Near-term electricity prices in New York City continue to climb like an Aaron Judge home run that has not reached the apex of its arc. Figure 1 shows calendar year strip prices for 2023 (blue line) through 2026 (yellow line). Despite a short-lived correction in the middle of May, price movements have mostly been in one direction over the last year.
An interesting phenomenon has happened over the last six months. Before October 2021, prices for calendar year 2023 were less expensive than 2024 through 2026 (called a contango market). That dramatically changed this year and as shown in Figure 1. Today, there is a significant price separation between calendar year 2023 and 2024 through 2026. And while there is little question that near-term prices are at record highs, prices in 2024, 2025, and 2026 are trading at a significant discount. This means that the near-term run-up in electricity prices in 2023 can be mitigated by adding lower-priced outer years to a contract to reduce the overall weighted average price.
Figure 1: Calendar Year Wholesale Electricity NYISO Zone J All Hours from 5
The most significant driver of elevated prices in New York (and in most other electricity markets) is the cost of power for the winter of 2022/23. Figure 2 shows the monthly price for electricity in New York City through October 2026. The blue line shows the forward price curve on January 3, 2022; the black line shows those same monthly prices on May 26, 2022. This chart shows that the most significant increases are in the months of December 2022, January 2023, and February 2023. Even in 2024, 2025, and 2026, it is clear that prices in the three winter months are materially more expensive than prices in the other nine months of the year, including summer.
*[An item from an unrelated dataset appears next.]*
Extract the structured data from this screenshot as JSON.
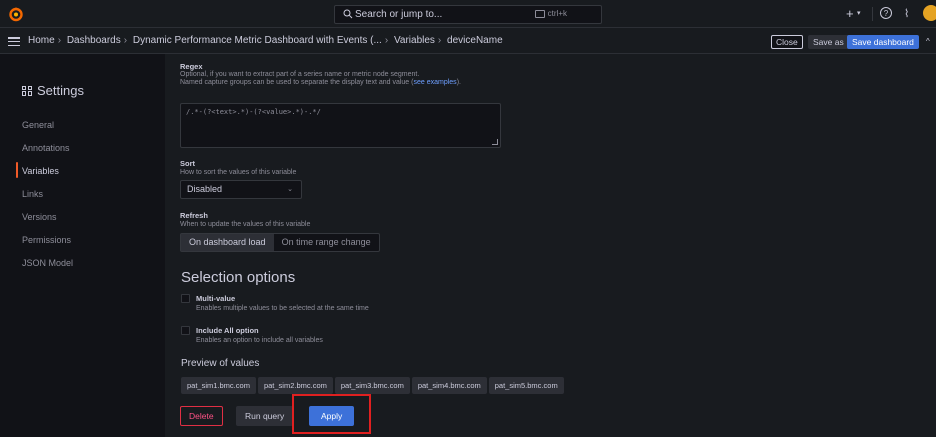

Figure 2: NYISO Zone J Electricity Forward Curve from 5
The temptation now is to think that default electricity service from Con Edison will offer protection from rising rates; that is simply not the case. Figure 3 shows how spot electricity prices have settled since January 2021. This is important to know because Con Edison’s default service closely follows these spot prices. This chart shows that, like the forward market, spot prices have been steadily rising over the last 18 months with the most dramatic price spikes occurring in the winter. Many Con Edison customers and those on variable rates were shocked this winter with record-high electricity bills in January and February. Wholesale spot settlement prices this January and February were $138/MWh (13.8¢/kWh) and $94.6/MWh (9.46¢/kWh) respectively. Overall, spot prices have more than doubled from last year. The average spot price through the first five months of 2021 was $36.23/MWh; the average spot price this year is $87.02/MWh.
Figure 3: Spot Electricity NYISO Zone J Day-Ahead from 5
While all of this may seem like bad news, there is a bit of a silver lining that can be found in longer-term contracts. No one knows how much higher prices may continue to rise in 2023. However, there is strong agreement among analysts that there is a higher probability that prices beyond 2024 will increase rather than decrease, mostly due to rising natural gas prices. In addition to longer-term contracts, a completely different purchasing strategy is required in bull markets. In today’s elevated markets, electricity customers should consider purchasing percentages of their electricity requirements and make measured purchases over time rather than buying 100% at one point in time. Bull markets, like the one we are in, demand a paradigm shift and a focus on price risk management. Contact us to learn more about better purchasing strategies in today’s market.